Print this page

Property recovers but volatility remains

Posted On Thursday, 16 November 2006 02:00 Published by eProp Commercial Property News
Rate this item
(0 votes)

The South African listed property sector has regained most of the losses that occurred in the second quarter of this year. But analysts do not rule out further price volatility in the sector in the short term as uncertainty around interest rates and inflation figures persists.

Andre StadlerAccording to Catalyst Fund Managers, the listed property index recorded a total return of 9,91% last month. The year-to-date total return was 21,8%. Andre Stadler, MD of Catalyst Fund Managers, said yesterday the closing price of the index on October 31 was 449,38, a recovery close to the price of the index on May 10, when the price was 465,68.

The listed property sector, which experienced boom conditions over the past few years, peaked in early May and then started losing value — first as a result of interest rate hikes in the US and general emerging market jitters and then as a result of a 50-basis-point interest rate hike in SA. There was a large sell-off by investors but the market has recovered since then on the back of some stellar financial results coming out of the sector.

Stadler said the historic yield on the listed property index was now 88 basis points higher than on May 10 because of strong income distribution growth over the period. “The direction of interest rates still remains uncertain. People appear to be less concerned but there is still uncertainty and there could still be volatility in the short term. In the long term, solid fundamentals and growth from the (listed property) sector should provide support for long-term total returns,” said Stadler.
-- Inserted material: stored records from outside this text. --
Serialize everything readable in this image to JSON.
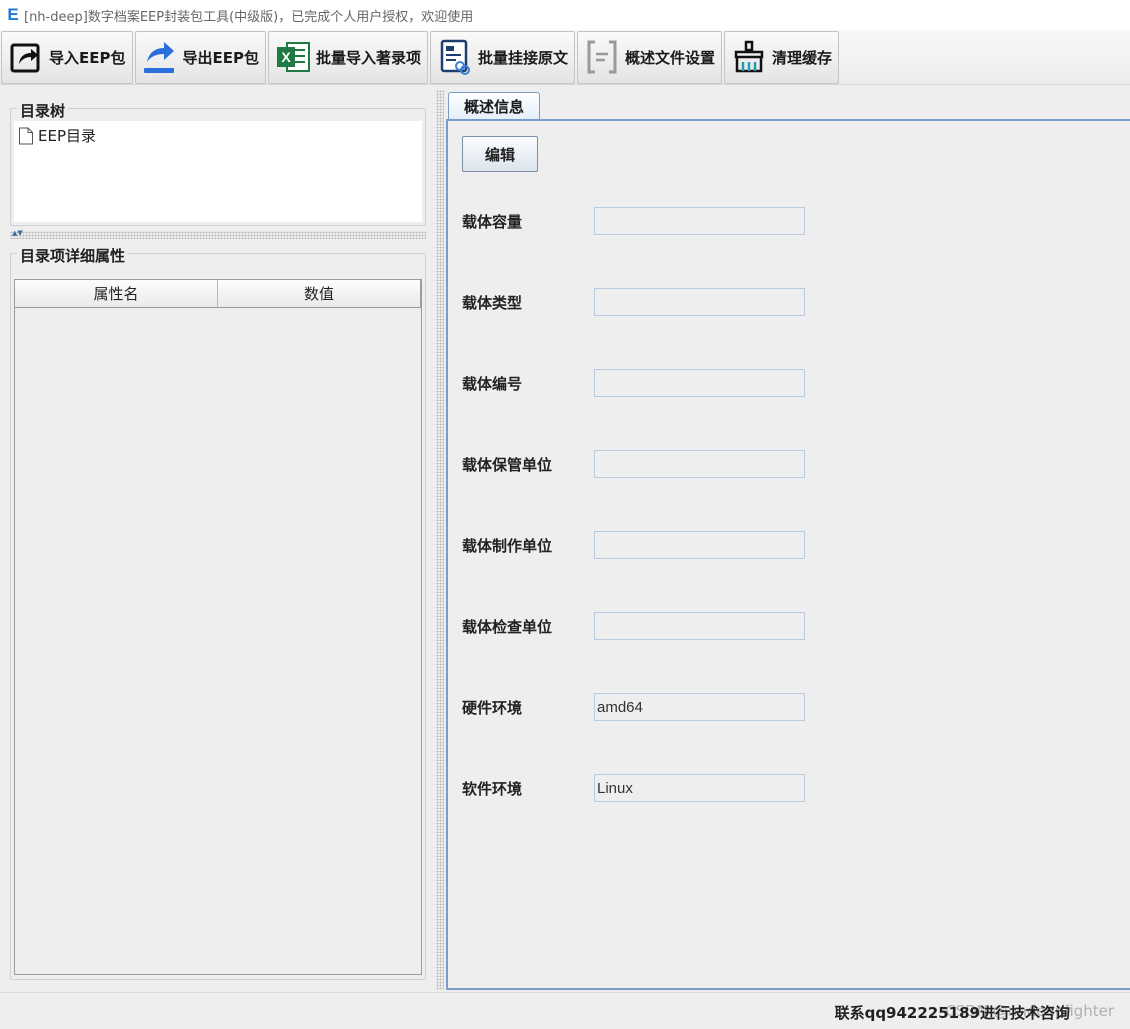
{
  "window": {
    "logo": "E",
    "title": "[nh-deep]数字档案EEP封装包工具(中级版)，已完成个人用户授权，欢迎使用"
  },
  "toolbar": {
    "buttons": [
      {
        "label": "导入EEP包",
        "icon": "import-arrow-icon"
      },
      {
        "label": "导出EEP包",
        "icon": "export-arrow-icon"
      },
      {
        "label": "批量导入著录项",
        "icon": "excel-icon"
      },
      {
        "label": "批量挂接原文",
        "icon": "document-link-icon"
      },
      {
        "label": "概述文件设置",
        "icon": "bracket-doc-icon"
      },
      {
        "label": "清理缓存",
        "icon": "broom-icon"
      }
    ]
  },
  "left": {
    "tree": {
      "title": "目录树",
      "nodes": [
        {
          "label": "EEP目录",
          "icon": "file-icon"
        }
      ]
    },
    "details": {
      "title": "目录项详细属性",
      "columns": [
        "属性名",
        "数值"
      ]
    }
  },
  "right": {
    "tab": "概述信息",
    "edit_label": "编辑",
    "fields": [
      {
        "label": "载体容量",
        "value": ""
      },
      {
        "label": "载体类型",
        "value": ""
      },
      {
        "label": "载体编号",
        "value": ""
      },
      {
        "label": "载体保管单位",
        "value": ""
      },
      {
        "label": "载体制作单位",
        "value": ""
      },
      {
        "label": "载体检查单位",
        "value": ""
      },
      {
        "label": "硬件环境",
        "value": "amd64"
      },
      {
        "label": "软件环境",
        "value": "Linux"
      }
    ]
  },
  "status": {
    "text": "联系qq942225189进行技术咨询",
    "watermark": "CSDN @nhdeepfighter"
  },
  "colors": {
    "accent": "#1e78d2",
    "tab_border": "#7a9cc8",
    "input_border": "#b9cbe1"
  }
}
Mariette Warner, head of property funds at Stanlib, said there was always uncertainty and volatility at the beginning of a rising interest rate cycle. “The uncertainty will remain until economic data reflects the intention behind the hiking of interest rates, such as a slowdown in consumer spending, a slowdown in passenger vehicle sales or slowing growth in house prices,” said Warner.

She said the “intentions behind the interest rate hikes” were now starting to materialise. This should reduce uncertainty regarding the length and extent of the rising interest rate cycle, said Warner. Property company earnings continued to surprise “on the upside”. This had largely protected property prices during the rising interest rate environment.

“We expect strong fundamentals to continue for some time. As long as GDP (gross domestic product) growth remains around 4%, the outlook for commercial and industrial property remains positive,” said Warner.

Angelique de Rauville, MD of Investec Listed Property Investments, said the group was also expecting some short-term volatility in line with expected interest rate increases, but that long-term property fundamentals were strong and “expected to prevail” for the next three to five years. “This will ultimately result in the continued outperformance of listed property over cash and bonds over time,” said De Rauville.

Her company was “bullish” about all the commercial property market’s sectors but De Rauville said she had some reservations about retail property. “We are keeping a close eye on some of the extensive retail developments that are going on and the possible negative effect of overdevelopment in some areas, particularly if consumer spending starts to taper off in line with the hikes in interest rates.”

Catalyst Fund Managers said the retail property sector had been “the most resilient and best performer over the long term”. “However, with new supply being introduced and a potential slowdown in consumer spending, growth from retail is expected to moderate off its current high base,” said Stadler

Industrial property had “performed very well” over the past two to three years. “There is a shortage of suitable zoned land and industrial users are demanding higher building specifications, eaves height and greater turning circles,” said Stadler. Offices had been the worst performer of the three property sectors over the past few years.



Last modified on Monday, 28 April 2014 12:56

Related items